---- PROVIDED RECORDS

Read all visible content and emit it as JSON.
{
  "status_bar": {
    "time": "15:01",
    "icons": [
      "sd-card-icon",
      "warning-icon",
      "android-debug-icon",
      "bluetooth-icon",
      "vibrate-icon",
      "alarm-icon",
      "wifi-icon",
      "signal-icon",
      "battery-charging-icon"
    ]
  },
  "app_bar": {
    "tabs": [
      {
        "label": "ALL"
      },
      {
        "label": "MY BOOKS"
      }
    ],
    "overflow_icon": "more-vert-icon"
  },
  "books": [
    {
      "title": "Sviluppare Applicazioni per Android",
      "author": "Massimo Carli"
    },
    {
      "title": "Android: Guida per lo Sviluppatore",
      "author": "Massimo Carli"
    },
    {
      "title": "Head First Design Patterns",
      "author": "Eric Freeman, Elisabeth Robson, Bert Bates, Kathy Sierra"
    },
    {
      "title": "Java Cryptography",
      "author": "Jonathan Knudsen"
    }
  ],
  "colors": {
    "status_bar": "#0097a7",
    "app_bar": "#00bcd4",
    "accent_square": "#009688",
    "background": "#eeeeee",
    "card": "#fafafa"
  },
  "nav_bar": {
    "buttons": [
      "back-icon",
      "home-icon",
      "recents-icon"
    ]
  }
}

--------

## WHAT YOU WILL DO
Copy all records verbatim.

## SOLUTION FOR THIS EXERCISE
Read all visible content and emit it as JSON.
{
  "status_bar": {
    "time": "15:01",
    "icons": [
      "sd-card-icon",
      "warning-icon",
      "android-debug-icon",
      "bluetooth-icon",
      "vibrate-icon",
      "alarm-icon",
      "wifi-icon",
      "signal-icon",
      "battery-charging-icon"
    ]
  },
  "app_bar": {
    "tabs": [
      {
        "label": "ALL"
      },
      {
        "label": "MY BOOKS"
      }
    ],
    "overflow_icon": "more-vert-icon"
  },
  "books": [
    {
      "title": "Sviluppare Applicazioni per Android",
      "author": "Massimo Carli"
    },
    {
      "title": "Android: Guida per lo Sviluppatore",
      "author": "Massimo Carli"
    },
    {
      "title": "Head First Design Patterns",
      "author": "Eric Freeman, Elisabeth Robson, Bert Bates, Kathy Sierra"
    },
    {
      "title": "Java Cryptography",
      "author": "Jonathan Knudsen"
    }
  ],
  "colors": {
    "status_bar": "#0097a7",
    "app_bar": "#00bcd4",
    "accent_square": "#009688",
    "background": "#eeeeee",
    "card": "#fafafa"
  },
  "nav_bar": {
    "buttons": [
      "back-icon",
      "home-icon",
      "recents-icon"
    ]
  }
}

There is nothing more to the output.